(Dataset rows for apps and sites)
###

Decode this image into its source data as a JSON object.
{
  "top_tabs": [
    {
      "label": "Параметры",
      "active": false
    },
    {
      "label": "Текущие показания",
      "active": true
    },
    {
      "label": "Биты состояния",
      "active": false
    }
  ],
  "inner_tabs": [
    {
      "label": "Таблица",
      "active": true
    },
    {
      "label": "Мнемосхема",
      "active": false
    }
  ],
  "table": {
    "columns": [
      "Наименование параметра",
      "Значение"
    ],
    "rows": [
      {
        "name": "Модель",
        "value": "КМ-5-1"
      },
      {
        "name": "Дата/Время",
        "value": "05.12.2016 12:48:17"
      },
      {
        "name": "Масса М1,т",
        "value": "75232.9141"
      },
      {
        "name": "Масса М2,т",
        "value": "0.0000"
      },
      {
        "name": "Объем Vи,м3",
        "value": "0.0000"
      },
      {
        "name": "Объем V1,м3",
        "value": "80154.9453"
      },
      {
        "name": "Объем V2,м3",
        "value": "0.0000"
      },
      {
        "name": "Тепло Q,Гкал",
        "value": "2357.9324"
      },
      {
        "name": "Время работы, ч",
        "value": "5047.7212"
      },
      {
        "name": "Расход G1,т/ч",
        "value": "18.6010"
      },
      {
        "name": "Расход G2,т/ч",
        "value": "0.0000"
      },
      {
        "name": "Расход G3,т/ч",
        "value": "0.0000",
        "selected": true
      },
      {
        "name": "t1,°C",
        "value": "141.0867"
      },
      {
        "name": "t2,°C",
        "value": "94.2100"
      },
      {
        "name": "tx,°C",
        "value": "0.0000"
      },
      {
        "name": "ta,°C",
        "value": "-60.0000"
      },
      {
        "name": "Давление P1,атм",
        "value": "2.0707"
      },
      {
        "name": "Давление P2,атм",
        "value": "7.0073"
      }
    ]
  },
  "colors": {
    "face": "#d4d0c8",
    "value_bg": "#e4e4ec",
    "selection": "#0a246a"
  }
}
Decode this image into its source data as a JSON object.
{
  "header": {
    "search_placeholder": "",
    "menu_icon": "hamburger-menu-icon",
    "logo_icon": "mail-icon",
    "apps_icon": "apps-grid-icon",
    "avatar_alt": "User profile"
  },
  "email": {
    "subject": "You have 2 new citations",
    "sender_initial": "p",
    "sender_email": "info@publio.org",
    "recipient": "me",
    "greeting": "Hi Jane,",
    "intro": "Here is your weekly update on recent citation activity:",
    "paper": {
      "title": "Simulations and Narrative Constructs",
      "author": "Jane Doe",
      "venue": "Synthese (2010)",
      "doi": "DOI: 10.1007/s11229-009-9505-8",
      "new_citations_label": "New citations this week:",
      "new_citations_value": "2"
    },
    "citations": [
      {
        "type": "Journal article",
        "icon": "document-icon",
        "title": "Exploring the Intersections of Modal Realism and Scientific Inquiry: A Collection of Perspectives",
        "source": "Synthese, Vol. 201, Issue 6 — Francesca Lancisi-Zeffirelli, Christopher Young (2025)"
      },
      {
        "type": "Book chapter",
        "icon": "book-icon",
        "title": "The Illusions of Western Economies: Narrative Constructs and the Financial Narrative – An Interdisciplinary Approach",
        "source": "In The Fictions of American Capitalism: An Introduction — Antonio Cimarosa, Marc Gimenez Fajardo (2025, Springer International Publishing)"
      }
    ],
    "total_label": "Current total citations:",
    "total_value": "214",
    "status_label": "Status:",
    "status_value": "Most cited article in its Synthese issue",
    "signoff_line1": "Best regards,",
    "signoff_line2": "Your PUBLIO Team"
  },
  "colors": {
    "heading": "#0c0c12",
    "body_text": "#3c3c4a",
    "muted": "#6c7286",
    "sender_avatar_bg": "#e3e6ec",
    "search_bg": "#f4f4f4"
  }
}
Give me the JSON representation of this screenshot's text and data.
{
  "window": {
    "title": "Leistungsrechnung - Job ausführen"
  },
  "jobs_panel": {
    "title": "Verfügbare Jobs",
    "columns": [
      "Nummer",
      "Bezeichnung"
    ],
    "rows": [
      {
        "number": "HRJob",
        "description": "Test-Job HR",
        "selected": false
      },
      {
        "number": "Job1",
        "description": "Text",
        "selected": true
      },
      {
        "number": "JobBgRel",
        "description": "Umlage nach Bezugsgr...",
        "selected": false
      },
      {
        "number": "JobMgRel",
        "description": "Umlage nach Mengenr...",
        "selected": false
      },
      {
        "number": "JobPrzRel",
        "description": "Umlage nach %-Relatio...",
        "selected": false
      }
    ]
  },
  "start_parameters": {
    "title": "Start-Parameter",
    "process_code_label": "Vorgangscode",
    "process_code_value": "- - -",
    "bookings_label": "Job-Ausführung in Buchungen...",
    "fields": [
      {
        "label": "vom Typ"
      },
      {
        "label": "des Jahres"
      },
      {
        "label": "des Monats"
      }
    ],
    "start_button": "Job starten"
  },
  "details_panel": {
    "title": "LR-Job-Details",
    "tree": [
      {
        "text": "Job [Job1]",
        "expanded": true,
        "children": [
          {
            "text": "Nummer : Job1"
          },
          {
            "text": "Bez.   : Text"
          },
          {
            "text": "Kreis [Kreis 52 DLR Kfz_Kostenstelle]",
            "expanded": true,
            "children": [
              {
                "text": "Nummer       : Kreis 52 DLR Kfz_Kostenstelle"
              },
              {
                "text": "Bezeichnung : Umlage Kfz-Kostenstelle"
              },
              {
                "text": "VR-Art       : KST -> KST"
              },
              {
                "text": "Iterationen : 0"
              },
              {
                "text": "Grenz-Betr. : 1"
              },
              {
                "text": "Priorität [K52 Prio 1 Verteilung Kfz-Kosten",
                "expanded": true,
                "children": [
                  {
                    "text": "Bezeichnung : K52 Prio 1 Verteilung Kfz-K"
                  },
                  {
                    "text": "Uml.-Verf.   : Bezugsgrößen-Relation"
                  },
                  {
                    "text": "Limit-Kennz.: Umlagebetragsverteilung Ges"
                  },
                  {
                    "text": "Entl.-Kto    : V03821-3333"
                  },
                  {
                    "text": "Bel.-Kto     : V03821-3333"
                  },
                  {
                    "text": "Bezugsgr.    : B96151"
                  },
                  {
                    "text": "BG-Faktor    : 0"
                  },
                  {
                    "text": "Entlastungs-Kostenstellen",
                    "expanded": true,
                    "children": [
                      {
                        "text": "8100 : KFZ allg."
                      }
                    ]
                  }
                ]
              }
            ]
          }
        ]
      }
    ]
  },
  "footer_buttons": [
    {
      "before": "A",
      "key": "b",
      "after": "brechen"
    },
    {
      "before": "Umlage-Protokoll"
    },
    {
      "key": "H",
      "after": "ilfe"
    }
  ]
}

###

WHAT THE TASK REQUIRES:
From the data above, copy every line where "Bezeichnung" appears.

THE ANSWER:
      "Bezeichnung"
                "text": "Bezeichnung : Umlage Kfz-Kostenstelle"
                    "text": "Bezeichnung : K52 Prio 1 Verteilung Kfz-K"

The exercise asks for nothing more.